Artificial insemination with donor sperm is an assisted reproduction technique (ART) that is indicated for:
- Couples with a serious or irreversible sperm disorder.
- Couples in which the male partner is at risk of transmitting a disease to his descendants.
- Women without a male partner who desire pregnancy.
The selection of sperm donors is the responsibility of sperm banks. Before donors are accepted, they undergo rigorous examination to prevent any possible transmission of diseases to descendants. This examination includes, in addition to a semen analysis, a genetic study (Karyotype) and a study of infectious diseases (Hepatitis, Syphilis, AIDS, etc..).
The pregnancy rate is between 20 and 25% per treatment cycle.
Most pregnancies occur in the first three cycles of insemination, although factors like the woman’s age and the possible existence of other causes that can affect fertility may delay the success of treatment a little longer.

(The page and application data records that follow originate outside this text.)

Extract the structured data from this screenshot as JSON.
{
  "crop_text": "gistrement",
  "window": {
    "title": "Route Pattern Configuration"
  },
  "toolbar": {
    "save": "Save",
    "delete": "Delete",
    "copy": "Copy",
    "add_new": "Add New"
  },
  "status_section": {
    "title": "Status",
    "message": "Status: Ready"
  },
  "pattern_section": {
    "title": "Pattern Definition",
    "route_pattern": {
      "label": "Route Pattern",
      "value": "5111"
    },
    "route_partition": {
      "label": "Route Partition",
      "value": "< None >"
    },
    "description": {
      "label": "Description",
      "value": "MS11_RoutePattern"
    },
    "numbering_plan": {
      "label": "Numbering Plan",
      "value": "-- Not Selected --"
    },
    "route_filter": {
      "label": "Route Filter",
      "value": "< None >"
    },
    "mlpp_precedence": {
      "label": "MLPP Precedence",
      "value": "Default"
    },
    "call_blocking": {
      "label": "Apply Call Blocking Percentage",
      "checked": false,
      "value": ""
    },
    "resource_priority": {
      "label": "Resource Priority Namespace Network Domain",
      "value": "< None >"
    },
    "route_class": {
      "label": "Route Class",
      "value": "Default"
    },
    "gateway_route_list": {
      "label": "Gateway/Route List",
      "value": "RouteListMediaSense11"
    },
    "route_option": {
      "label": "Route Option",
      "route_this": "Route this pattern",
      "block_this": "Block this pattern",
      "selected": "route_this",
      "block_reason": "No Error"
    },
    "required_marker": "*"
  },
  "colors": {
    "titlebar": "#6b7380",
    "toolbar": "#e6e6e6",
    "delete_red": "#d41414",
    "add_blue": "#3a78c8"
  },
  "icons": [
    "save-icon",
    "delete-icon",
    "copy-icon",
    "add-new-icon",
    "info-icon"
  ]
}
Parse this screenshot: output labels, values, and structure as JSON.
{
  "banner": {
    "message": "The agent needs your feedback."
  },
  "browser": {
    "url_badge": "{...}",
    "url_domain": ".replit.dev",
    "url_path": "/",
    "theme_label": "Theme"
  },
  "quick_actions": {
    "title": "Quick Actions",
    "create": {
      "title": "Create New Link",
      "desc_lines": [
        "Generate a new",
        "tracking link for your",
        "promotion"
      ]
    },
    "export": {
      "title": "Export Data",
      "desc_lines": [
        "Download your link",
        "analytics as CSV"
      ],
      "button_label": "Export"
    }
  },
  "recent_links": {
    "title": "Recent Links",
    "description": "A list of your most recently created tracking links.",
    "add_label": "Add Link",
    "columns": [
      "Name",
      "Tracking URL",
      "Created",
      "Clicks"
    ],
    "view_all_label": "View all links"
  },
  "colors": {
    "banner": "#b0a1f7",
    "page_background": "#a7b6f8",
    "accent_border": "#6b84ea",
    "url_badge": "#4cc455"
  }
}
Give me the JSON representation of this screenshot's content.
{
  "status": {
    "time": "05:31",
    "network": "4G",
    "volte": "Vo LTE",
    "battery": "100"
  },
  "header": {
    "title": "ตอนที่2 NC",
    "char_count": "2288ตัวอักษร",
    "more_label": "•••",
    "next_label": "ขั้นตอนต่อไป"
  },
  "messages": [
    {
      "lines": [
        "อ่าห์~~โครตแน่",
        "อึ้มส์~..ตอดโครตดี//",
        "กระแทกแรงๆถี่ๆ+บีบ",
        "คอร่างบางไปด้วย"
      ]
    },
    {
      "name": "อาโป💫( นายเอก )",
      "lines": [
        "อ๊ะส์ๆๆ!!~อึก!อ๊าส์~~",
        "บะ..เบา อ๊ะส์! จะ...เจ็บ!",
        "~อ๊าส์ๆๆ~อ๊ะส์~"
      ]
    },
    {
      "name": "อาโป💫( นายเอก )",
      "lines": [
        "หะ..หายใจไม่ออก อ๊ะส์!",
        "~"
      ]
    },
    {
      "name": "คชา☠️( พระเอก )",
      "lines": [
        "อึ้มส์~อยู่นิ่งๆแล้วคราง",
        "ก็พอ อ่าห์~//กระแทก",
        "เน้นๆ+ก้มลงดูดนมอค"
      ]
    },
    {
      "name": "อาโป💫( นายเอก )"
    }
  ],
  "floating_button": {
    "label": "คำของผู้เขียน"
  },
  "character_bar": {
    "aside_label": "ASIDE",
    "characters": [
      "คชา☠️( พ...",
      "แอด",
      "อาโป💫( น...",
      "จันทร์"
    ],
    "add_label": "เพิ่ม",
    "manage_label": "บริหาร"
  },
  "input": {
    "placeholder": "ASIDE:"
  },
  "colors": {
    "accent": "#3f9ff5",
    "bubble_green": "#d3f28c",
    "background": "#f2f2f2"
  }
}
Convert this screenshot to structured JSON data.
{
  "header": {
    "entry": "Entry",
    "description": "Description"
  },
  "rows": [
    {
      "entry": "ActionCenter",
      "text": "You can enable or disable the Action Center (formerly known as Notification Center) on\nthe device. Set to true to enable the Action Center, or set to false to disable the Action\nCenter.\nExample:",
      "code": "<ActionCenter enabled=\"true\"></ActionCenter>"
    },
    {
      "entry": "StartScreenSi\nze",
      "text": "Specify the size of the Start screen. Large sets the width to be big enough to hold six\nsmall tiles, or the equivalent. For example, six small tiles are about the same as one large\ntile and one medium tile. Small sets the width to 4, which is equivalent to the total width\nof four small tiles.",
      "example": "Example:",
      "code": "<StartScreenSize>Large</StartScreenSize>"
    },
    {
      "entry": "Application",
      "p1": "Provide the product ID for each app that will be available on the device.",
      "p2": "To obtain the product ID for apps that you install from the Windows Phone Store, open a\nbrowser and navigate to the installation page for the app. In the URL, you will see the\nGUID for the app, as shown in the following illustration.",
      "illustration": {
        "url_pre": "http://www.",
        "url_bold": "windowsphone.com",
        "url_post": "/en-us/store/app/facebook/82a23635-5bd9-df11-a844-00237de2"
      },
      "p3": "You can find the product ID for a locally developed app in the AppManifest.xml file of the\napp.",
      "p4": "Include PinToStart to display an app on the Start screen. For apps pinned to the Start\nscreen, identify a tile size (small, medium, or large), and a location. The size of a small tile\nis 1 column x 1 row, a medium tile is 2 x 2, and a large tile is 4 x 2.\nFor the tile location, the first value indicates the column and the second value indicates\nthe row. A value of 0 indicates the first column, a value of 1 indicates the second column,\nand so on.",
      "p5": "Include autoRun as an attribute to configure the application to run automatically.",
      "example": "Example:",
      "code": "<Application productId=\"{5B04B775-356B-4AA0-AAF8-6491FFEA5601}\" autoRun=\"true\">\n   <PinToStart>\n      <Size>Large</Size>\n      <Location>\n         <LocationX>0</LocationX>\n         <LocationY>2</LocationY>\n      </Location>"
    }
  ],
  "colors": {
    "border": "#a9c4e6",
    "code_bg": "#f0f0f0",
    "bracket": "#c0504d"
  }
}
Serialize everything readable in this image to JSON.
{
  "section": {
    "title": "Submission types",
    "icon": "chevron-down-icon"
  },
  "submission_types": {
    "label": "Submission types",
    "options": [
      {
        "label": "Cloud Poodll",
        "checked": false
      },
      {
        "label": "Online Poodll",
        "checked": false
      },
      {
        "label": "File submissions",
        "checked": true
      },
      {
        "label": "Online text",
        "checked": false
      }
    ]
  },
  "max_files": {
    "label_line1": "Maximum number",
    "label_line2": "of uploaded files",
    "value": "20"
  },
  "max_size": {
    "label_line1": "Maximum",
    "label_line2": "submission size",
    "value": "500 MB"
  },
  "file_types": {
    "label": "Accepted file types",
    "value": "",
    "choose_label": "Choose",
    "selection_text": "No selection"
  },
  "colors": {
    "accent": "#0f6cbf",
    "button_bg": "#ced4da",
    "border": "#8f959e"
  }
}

Generally, up to six cycles of insemination are performed. When a cycle is unsuccessful, it is important to review it and make the changes necessary to achieve maximum efficacy in the next cycle. However, if pregnancy still is not achieved, the existence of other anomalies and/or the possibility of resorting to another ART may be contemplated.
In some cases it is advisable to use ovulation stimulation treatments with oral tablets or subcutaneous injections. These treatments are designed to ensure that ovulation occurs correctly in order to increase the possibilities of achieving pregnancy. However, these treatments entail certain risks (see complications).
Previous requirements for insemination
- Complete gynecological examination.
- Complementary study to rule out associated pathology that makes pregnancy difficult or impossible to achieve.
- Identification of the donor who best coincides with the physical characteristics (phenotype, eye color, skin, hair and blood group) of the couple or the patient herself.